Experts attack "patently unfair" government bid to make key Jackson reform retrospective
Stark: it is hard to see any justification for this change
A government bid to give the key element of the Jackson reforms retrospective effect was today branded “patently unfair” by costs experts and likely to encourage defendants to start stringing out cases.
The Legal Aid, Sentencing and Punishment of Offenders Bill currently states clearly that success fees will still be recoverable on conditional fee agreements (CFAs) that are entered into before the reforms come into force.
However, this is subject to an amendment laid by justice minister Lord McNally, which will be debated in the bill’s House of Lords report stage this week. Though not entirely clear, this appears to say that where a costs order is made after the reforms go live, the success fee will not be recoverable, even if the CFA was signed before the provisions come into force.
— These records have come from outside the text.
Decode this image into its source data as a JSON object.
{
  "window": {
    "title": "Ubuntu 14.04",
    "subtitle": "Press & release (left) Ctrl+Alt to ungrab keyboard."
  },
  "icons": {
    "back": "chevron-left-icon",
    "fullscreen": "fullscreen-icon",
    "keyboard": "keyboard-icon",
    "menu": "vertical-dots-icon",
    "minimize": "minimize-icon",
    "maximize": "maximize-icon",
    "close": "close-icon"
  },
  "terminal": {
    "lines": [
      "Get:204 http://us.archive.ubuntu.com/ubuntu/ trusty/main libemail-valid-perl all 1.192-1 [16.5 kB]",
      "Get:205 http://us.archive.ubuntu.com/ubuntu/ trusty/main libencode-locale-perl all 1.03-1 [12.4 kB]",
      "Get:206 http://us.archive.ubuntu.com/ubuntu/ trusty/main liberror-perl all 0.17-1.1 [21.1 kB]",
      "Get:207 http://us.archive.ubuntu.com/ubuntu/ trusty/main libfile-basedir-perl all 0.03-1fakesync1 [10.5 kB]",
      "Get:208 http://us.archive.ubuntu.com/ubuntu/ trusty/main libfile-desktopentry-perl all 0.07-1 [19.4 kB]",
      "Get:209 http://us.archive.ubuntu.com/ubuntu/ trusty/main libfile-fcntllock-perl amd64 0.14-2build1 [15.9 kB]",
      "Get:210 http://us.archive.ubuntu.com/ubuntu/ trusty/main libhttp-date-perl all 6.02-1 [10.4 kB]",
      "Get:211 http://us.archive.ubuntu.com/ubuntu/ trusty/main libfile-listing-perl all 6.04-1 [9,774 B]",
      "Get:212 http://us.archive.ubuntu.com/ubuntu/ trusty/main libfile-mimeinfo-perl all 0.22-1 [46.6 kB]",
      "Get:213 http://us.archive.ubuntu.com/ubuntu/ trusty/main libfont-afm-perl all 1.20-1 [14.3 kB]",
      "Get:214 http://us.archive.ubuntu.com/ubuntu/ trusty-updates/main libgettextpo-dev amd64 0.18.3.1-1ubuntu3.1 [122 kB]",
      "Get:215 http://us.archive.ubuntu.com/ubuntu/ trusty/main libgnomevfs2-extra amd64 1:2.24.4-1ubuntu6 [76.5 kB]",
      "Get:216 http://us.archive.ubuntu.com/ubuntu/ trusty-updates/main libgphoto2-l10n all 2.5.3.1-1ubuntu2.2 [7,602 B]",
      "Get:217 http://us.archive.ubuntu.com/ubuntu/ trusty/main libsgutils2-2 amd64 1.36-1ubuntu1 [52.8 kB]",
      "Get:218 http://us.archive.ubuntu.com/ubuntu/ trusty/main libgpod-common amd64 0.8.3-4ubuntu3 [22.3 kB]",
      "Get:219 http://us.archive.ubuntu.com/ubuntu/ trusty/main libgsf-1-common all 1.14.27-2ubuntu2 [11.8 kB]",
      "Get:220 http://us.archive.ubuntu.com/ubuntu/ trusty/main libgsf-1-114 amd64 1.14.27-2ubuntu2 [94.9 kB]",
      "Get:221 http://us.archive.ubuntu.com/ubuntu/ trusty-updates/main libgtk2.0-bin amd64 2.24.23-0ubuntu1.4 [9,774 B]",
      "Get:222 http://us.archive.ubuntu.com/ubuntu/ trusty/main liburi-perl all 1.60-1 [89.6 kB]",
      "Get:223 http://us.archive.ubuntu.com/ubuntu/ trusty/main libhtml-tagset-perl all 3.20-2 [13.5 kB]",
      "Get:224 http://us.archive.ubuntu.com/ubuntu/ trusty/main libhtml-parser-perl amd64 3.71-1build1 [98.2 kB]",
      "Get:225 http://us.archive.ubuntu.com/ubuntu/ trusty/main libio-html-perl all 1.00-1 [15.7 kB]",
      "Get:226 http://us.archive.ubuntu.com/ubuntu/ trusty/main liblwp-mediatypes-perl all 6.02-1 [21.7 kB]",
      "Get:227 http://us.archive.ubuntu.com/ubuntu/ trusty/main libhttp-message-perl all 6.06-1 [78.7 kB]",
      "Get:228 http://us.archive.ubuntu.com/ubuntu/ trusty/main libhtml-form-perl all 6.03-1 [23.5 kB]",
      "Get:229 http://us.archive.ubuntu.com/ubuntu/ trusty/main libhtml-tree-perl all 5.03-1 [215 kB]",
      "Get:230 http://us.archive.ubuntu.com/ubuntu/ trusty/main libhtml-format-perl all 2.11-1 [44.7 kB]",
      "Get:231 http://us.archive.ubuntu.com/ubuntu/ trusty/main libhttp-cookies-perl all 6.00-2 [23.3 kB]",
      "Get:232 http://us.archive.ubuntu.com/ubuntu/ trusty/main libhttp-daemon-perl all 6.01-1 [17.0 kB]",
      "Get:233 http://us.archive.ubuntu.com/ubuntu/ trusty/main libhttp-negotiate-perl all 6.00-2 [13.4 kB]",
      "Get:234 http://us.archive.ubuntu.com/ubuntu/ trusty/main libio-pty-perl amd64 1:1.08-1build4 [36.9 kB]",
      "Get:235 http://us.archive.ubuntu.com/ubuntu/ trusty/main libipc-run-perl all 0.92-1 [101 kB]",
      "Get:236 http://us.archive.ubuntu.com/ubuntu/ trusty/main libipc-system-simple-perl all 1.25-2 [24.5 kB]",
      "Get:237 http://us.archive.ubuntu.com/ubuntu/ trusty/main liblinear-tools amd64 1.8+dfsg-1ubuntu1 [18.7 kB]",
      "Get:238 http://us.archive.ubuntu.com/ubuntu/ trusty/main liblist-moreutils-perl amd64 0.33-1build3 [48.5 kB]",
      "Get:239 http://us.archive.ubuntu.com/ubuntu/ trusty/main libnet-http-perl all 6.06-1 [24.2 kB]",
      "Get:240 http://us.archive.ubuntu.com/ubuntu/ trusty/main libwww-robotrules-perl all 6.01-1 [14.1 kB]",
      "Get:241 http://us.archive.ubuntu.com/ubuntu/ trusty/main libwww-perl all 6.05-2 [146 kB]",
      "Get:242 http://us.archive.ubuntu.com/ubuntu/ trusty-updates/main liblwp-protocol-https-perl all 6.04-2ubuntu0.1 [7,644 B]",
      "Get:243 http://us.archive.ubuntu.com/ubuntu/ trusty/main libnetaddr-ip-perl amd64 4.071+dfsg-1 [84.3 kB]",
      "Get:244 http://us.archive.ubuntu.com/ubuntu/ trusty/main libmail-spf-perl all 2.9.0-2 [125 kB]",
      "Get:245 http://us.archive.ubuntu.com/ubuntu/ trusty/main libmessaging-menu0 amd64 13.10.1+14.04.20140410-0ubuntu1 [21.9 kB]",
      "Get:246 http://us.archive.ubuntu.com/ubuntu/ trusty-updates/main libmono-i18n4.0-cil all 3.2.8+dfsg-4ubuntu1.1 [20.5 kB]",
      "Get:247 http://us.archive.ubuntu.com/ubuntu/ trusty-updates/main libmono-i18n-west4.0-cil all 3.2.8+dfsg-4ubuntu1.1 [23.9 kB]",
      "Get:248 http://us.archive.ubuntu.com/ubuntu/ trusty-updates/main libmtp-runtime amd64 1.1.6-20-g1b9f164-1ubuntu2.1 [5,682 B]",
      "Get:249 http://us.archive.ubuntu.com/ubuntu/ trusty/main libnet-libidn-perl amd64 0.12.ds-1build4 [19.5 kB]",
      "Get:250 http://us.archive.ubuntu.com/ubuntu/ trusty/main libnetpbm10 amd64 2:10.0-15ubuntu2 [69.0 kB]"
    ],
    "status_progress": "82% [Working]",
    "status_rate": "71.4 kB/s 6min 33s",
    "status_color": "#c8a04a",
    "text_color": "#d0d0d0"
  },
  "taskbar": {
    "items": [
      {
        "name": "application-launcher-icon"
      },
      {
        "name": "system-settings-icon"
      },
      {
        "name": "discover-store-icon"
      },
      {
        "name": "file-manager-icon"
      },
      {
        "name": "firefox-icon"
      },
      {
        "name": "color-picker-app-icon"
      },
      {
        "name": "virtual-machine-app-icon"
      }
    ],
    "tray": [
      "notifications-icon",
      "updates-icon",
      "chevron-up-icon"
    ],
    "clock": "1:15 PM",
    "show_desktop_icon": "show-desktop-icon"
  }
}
Iain Stark, chairman of the Association of Costs Lawyers, said: “Putting aside the rights and wrongs of the Jackson reforms, it is patently unfair to retrospectively change the terms of the agreement between solicitor and client. Depending on the terms of the CFA, solicitors may suddenly find themselves unable to claim their budgeted success fee from either the other side or their own client. Barristers would be similarly affected.”
Mr Stark said the amendment, if passed, would put solicitors taking on new clients in a dilemma over whether to take the risk that the case will conclude before April 2013, the date when the reforms are currently expected to come in. They will also have to advise clients accordingly.
He added: “The amendment is a licence for paying parties that want to avoid paying success fees to start stringing cases out so that the costs o
rder is made after the commencement date.
“Retrospective legislation is rarely a good idea and it is hard to see any justification for this change. Success fees should cease being recoverable for agreements entered into after the commencement date – that is the simple, logical and fair approach.”
Simon Gibbs, a partner at defendant costs practice Gibbs Wyatt Stone, said the amendment would cause significant practical problems, asking: “Why would any defendant settle a claim between now and April 2013?”
He said that existing clients – who as a double whammy would not be subject to the Jackson 25% success fee cap – “would have been denied any opportunity to make an informed decision to try to negotiate the level of success fee with the solicitors or find solicitors who would charge a lower success fee – a central element of Jackson’s vision”.
Solicitors who have CFA Lites would be unable to recover any success fee, he added, while practitioners will need to consider the impact on their advice: “If a solicitor gives this information to a client when entering in a CFA at any point since this amendment was proposed – apparently 7 March 2012 – and this amendment is then implemented, it would almost inevitably make any such advice negligent and almost certainly prevent the solicitor recovering the success fee from the client.”
However, others have suggested that the woolly drafting of the amendment masks that it is actually aimed more narrowly at catching collective CFAs signed before April 2013.
UPDATE 13 March: A Ministry of Justice statement has clarified the situation: “We are committed to reforming the ‘no win no fee’ system so that legal costs for reasonable compensation claims will be more proportionate, and avoidable claims will be deterred from going to court. This amendment brings collective conditional fee agreements in line with our planned reforms to conditional fee agreements. This means that success fees will not be recoverable in either type of case from April 2013 onwards.”
Tags: CFAs, conditional fee agreements, Jackson report